How sweet the moonlight sleeps upon this bank!
[Music. Fes. I am never merry when I hear sweet music.
Lor. The reason is, your spirits are attentive :
And his affections dark as Erebus :
Enter Portia and Nerissa, at a distance.
Ner. It is your music, madam, of the house.
Ner. Silence bestows that virtue on it, madam.
Por. The crow doth sing as sweetly as the lark, When neither is attended : and I think The nightingale, if she should sing by day, When every goose is cackling, would be thought No better a musician than the wren. How many things by season season'd are To their right praise and true perfection ! Peace, ho! the moon sleeps with Endymion, And would not be awak'd !

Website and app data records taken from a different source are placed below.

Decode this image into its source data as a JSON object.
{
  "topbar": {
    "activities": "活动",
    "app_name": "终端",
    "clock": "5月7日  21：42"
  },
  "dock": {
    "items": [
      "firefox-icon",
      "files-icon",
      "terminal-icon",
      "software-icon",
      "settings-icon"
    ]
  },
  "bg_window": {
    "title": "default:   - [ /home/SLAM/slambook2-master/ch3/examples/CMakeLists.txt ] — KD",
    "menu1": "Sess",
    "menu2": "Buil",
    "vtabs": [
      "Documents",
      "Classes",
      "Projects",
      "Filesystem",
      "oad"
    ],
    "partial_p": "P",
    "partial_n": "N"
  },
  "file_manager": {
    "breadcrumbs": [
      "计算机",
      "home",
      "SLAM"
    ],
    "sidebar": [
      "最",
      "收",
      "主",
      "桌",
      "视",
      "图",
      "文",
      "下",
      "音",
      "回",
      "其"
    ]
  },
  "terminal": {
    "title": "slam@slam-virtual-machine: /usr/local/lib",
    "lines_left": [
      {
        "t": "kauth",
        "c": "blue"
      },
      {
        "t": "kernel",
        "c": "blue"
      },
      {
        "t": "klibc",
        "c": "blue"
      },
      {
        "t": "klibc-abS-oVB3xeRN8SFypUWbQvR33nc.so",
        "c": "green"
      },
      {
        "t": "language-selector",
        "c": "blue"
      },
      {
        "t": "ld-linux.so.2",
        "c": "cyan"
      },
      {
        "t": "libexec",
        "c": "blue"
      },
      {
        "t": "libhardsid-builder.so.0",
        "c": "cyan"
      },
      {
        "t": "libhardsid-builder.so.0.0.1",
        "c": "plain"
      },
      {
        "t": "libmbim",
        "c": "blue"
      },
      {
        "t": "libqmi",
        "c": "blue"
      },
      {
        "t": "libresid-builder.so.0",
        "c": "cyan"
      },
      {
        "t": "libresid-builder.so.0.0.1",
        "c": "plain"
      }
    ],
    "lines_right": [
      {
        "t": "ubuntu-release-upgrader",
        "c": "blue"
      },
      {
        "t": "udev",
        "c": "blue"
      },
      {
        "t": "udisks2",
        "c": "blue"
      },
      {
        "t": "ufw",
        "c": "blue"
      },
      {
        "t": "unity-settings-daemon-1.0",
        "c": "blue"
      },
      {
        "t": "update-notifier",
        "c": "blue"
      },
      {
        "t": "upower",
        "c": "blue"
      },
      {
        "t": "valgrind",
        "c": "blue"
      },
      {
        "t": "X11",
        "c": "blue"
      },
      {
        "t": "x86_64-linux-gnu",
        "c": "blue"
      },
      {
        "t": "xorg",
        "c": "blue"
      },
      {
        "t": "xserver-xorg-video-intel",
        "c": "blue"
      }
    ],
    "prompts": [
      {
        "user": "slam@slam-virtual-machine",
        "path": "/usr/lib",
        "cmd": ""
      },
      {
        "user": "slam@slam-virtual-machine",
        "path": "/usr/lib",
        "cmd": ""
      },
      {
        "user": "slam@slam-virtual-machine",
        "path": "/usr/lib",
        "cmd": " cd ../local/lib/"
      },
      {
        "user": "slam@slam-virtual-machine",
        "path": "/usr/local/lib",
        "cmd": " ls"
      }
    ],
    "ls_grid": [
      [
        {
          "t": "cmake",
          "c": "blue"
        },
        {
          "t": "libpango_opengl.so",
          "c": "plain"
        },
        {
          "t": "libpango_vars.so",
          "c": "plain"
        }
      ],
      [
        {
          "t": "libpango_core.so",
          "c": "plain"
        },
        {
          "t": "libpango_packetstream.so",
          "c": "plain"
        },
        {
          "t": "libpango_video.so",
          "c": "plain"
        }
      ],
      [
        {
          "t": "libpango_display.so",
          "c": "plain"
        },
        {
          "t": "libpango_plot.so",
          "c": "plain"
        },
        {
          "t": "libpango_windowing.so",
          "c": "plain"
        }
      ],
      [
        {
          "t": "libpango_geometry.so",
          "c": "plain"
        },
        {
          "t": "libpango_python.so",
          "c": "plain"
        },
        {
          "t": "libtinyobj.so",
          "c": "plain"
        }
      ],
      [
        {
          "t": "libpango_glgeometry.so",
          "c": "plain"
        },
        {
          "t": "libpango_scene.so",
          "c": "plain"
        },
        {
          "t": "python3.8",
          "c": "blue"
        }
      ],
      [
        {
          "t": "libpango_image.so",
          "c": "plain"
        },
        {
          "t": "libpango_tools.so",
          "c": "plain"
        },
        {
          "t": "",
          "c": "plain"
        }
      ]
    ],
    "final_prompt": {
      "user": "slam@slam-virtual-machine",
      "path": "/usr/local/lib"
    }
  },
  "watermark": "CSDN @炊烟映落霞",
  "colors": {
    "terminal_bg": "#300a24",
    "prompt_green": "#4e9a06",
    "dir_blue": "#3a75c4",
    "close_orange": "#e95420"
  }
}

HAMLET. ACT I. SCENE V.
THE ENGLISH BOY.—(Mrs. Hemans.)
My noble English boy ;
In sunlight and in joy.
Passed o'er that old, firm sod;
To freedom and to God.
Gaze proudly on, my English boy,
And let thy kindling mind Drink in the spirit of high thought
From every chainless wind.
There, in the shadow of old Time,
The halls beneath thee lie,
Our England's chivalry.
How bravely and how solemnly
They stand, midst oak and yew ! Whence Cressy's yeomen haply framed
The bow, in battle true.
And round their walls the good swords hang,
Whose faith knew no alloy, And shields of knighthood, pure from stain:
Gaze on, my English boy.
Gaze where the hamlet's ivied church
Gleams by the antique elm,
High through the air's blue realm.
Martyrs have showered their free heart's blood,
That England's prayer might rise
Unfettered to the skies.
Along their aisles, beneath their trees,
This earth's most glorious dust,
Is laid in holy trust.
My gallant English boy!
The billows' pride and joy.
Those waves in many a fight have closed
Above her faithful dead; That red-cross flag victoriously
Hath floated o'er their bed.
They perished—this green turf to keep
By hostile tread unstained,
Those churches unprofaned.
Along our shore is set,
Shall there be kindled yet.
Lift up thy heart, my English boy,
And pray like them to stand, Should God so summon thee to guard
The altars of the land.
THE LABOURER. (W. D. Gallagher.)
And likeness of thy God :—who more?
And pure as breast e'er wore.
As moves the human mass among-
As any of the throng.
In station, or in wealth the chief ;
Nay! nurse not such belief. If true unto thyself thou wast,
What were the proud one's scorn to thee?
The light leaf from the tree.
Absence of noble self-respect;
For ever, till thus checked.
They chain thee to thy lowly lot ;
And longer suffer not.